Generally, after retirement, you will begin receiving distributions from your existing retirement plans. Your retirement plan can either have been an employer maintained plan such as a 401(k), 403(b), SIMPLE or Keogh plan or a self-maintained IRA.
Although you may no longer be earning wages and therefore will not receive a W-2, you will receive a form reporting any distributions you have collected during the year.
This money needs to be reported on your tax return as income, because they are taxable benefits.
Depending upon your filing status, your other income, and the type of your plan, these retirement plan distributions may be nontaxable, partially taxable or fully taxable.
Note: figuring out by hand the tax status of your retirement income is beyond the scope of our web site. The IRS provides ample documentation and instructions on how to do this. We provide links to these publications at the bottom of this page.

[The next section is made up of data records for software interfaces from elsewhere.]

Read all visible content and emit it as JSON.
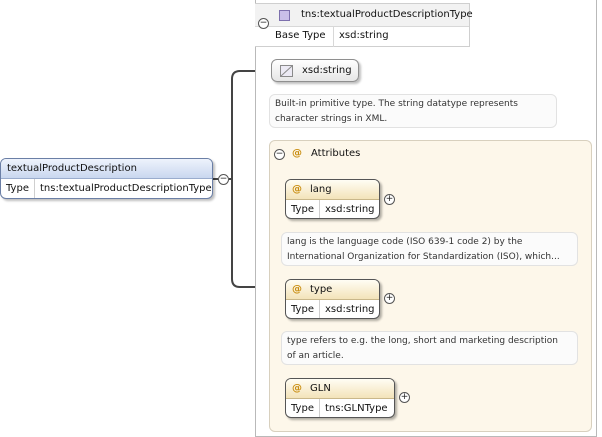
{
  "complex_type": {
    "name": "tns:textualProductDescriptionType",
    "base_type_label": "Base Type",
    "base_type_value": "xsd:string"
  },
  "root_element": {
    "name": "textualProductDescription",
    "type_label": "Type",
    "type_value": "tns:textualProductDescriptionType"
  },
  "simple_type": {
    "name": "xsd:string",
    "doc_lines": [
      "Built-in primitive type. The string datatype represents",
      "character strings in XML."
    ]
  },
  "attributes_group": {
    "label": "Attributes",
    "items": [
      {
        "name": "lang",
        "type_label": "Type",
        "type_value": "xsd:string",
        "doc_lines": [
          "lang is the language code (ISO 639-1 code 2) by the",
          "International Organization for Standardization (ISO), which..."
        ]
      },
      {
        "name": "type",
        "type_label": "Type",
        "type_value": "xsd:string",
        "doc_lines": [
          "type refers to e.g. the long, short and marketing description",
          "of an article."
        ]
      },
      {
        "name": "GLN",
        "type_label": "Type",
        "type_value": "tns:GLNType",
        "doc_lines": []
      }
    ]
  },
  "icons": {
    "at": "@",
    "minus": "−",
    "plus": "+"
  },
  "colors": {
    "root_header": "#c9d7ef",
    "attr_header": "#f3e3b9",
    "attributes_background": "#fdf7ea",
    "type_icon": "#c9bfe8",
    "at_symbol": "#c98d10"
  }
}
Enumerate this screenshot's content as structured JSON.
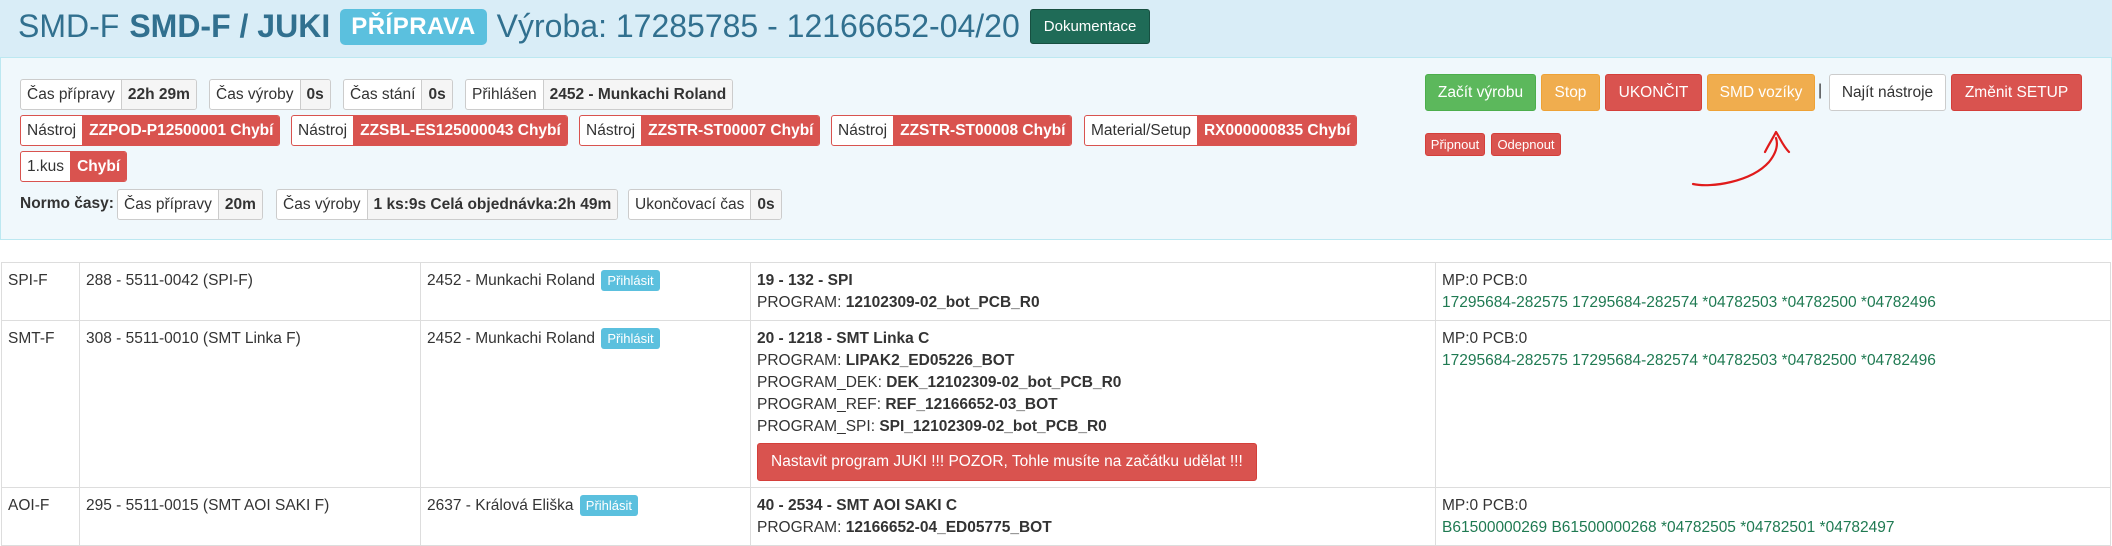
{
  "header": {
    "prefix": "SMD-F",
    "title": "SMD-F / JUKI",
    "status_badge": "PŘÍPRAVA",
    "order": "Výroba: 17285785 - 12166652-04/20",
    "doc_button": "Dokumentace"
  },
  "info_pills": [
    {
      "label": "Čas přípravy",
      "value": "22h 29m"
    },
    {
      "label": "Čas výroby",
      "value": "0s"
    },
    {
      "label": "Čas stání",
      "value": "0s"
    },
    {
      "label": "Přihlášen",
      "value": "2452 - Munkachi Roland"
    }
  ],
  "missing_tools": [
    {
      "label": "Nástroj",
      "value": "ZZPOD-P12500001 Chybí"
    },
    {
      "label": "Nástroj",
      "value": "ZZSBL-ES125000043 Chybí"
    },
    {
      "label": "Nástroj",
      "value": "ZZSTR-ST00007 Chybí"
    },
    {
      "label": "Nástroj",
      "value": "ZZSTR-ST00008 Chybí"
    },
    {
      "label": "Material/Setup",
      "value": "RX000000835 Chybí"
    }
  ],
  "first_piece": {
    "label": "1.kus",
    "value": "Chybí"
  },
  "normo": {
    "label": "Normo časy:",
    "items": [
      {
        "label": "Čas přípravy",
        "value": "20m"
      },
      {
        "label": "Čas výroby",
        "value": "1 ks:9s Celá objednávka:2h 49m"
      },
      {
        "label": "Ukončovací čas",
        "value": "0s"
      }
    ]
  },
  "actions": {
    "start": "Začít výrobu",
    "stop": "Stop",
    "finish": "UKONČIT",
    "smd_carts": "SMD vozíky",
    "separator": "|",
    "find_tools": "Najít nástroje",
    "change_setup": "Změnit SETUP",
    "attach": "Připnout",
    "detach": "Odepnout"
  },
  "colors": {
    "header_bg": "#d9edf7",
    "header_text": "#31708f",
    "danger": "#d9534f",
    "success": "#5cb85c",
    "warning": "#f0ad4e",
    "info": "#5bc0de",
    "dark_green": "#1f6b57"
  },
  "operations": [
    {
      "code": "SPI-F",
      "machine": "288 - 5511-0042 (SPI-F)",
      "operator": "2452 - Munkachi Roland",
      "login_label": "Přihlásit",
      "station": "19 - 132 - SPI",
      "programs": [
        {
          "key": "PROGRAM:",
          "value": "12102309-02_bot_PCB_R0"
        }
      ],
      "alert": "",
      "counters": "MP:0 PCB:0",
      "serials": "17295684-282575 17295684-282574 *04782503 *04782500 *04782496"
    },
    {
      "code": "SMT-F",
      "machine": "308 - 5511-0010 (SMT Linka F)",
      "operator": "2452 - Munkachi Roland",
      "login_label": "Přihlásit",
      "station": "20 - 1218 - SMT Linka C",
      "programs": [
        {
          "key": "PROGRAM:",
          "value": "LIPAK2_ED05226_BOT"
        },
        {
          "key": "PROGRAM_DEK:",
          "value": "DEK_12102309-02_bot_PCB_R0"
        },
        {
          "key": "PROGRAM_REF:",
          "value": "REF_12166652-03_BOT"
        },
        {
          "key": "PROGRAM_SPI:",
          "value": "SPI_12102309-02_bot_PCB_R0"
        }
      ],
      "alert": "Nastavit program JUKI !!! POZOR, Tohle musíte na začátku udělat !!!",
      "counters": "MP:0 PCB:0",
      "serials": "17295684-282575 17295684-282574 *04782503 *04782500 *04782496"
    },
    {
      "code": "AOI-F",
      "machine": "295 - 5511-0015 (SMT AOI SAKI F)",
      "operator": "2637 - Králová Eliška",
      "login_label": "Přihlásit",
      "station": "40 - 2534 - SMT AOI SAKI C",
      "programs": [
        {
          "key": "PROGRAM:",
          "value": "12166652-04_ED05775_BOT"
        }
      ],
      "alert": "",
      "counters": "MP:0 PCB:0",
      "serials": "B61500000269 B61500000268 *04782505 *04782501 *04782497"
    }
  ]
}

Sidebar You can quickly establish the status of your income by answering a few questions in the H&R Block e-filing interview. You'll be able to ask for help with your taxes, should you need it, but most importantly, you'll save time, and avoid costly mistakes.
How to report your retirement distributions
If you obtained retirement plan distributions from pensions, profit-sharing plans, IRAs, annuities, or other retirement plans, you will get Form 1099-R in the mail. The code in Box 7 of this form indicates the type of retirement plan distribution and its tax liability. (list of codes).
Basically, pension and annuity income is almost always considered to be fully taxable benefits because the contributions are typically made with pre-tax money.
For each different distribution source you should receive a 1099-R. When using an online tax filing program, or software, enter the information from each form separately, and the program will calculate the tax liability and complete the necessary forms.
You will need to enter the payer's name, address and EIN, and the retirement distribution code located on the form. Select the type of plan from the list of choices provided and provide any additional information about the retirement distribution that may apply to your plan.
Finally enter all the amounts found in each box on your 1099-R in the corresponding boxes shown in the e-filing interview. If you have multiple 1099-Rs enter them separately.
If you have an IRA distribution that contains a nondeductible contribution, Form 8606 must also be completed. (When you e-file, this will be taken care of for you automatically.)
* If you converted any money from a Roth IRA in 1998 and you elected to report it over a four year period you need to report it in this section. The interview will ask that you provide the taxable, nontaxable and partially taxable amounts entered on your 1998, 1999, and 2000 tax returns. These numbers should be located on Form 8606.
Get more help with reporting retirement benefits
In its Premier version, H&R Block includes additional help to aid you in sorting out the sometimes complicated issues that arise when reporting various retirement benefits. Here's a sampling of all the additional help inluded:
• Early Retirement Forecaster shows you when you can safely retire.
• Retirement Tax Advisor gives smart advice for insurance, gifts, inheritance and more.
• Life Events Planner helps you determine the tax impact of retiring within the next year.
• Social Security Trade-Off Calculator shows how income changes affect your social security taxes.
• Added Support for Medical Issues provides tips on disability benefits, life insurance and more.
• Distribution Calculator shows how much you are required to withdraw after age 70 1/2.
• Medical Expense Expert provides guidance on which expenses are deductible.
• Retirement Age Analyzer compares retiring at 62 vs. full retirement age.
• Guidance for Veterans helps you take advantage of retirement benefits set up just for veterans.
Get started, and work on your return, for absolutely free. Begin here.
Early retirement plan distributions
Early retirement plan distributions from your retirement plans are commonly subject to a penalty. Generally, it is recommended that you do not withdraw any funds from retirement plans early to avoid the 10% penalty.
Typically an early withdraw is one made before you turn 60 years of age.
If it is necessary for you to make an early withdrawal, you will need to complete Form 5329, which computes the penalty to which you are subject. If you file your taxes electronically, there is a separate section you will need to complete if this applies to you. You simply enter the amount you withdrew and any additional information they may require. The extra form will be completed for you along with the calculation of the penalty.
Related IRS publications
You can get more information about reporting retirement plan distributions directly from the IRS. Following is a list of pertinent publications and the topics they each cover: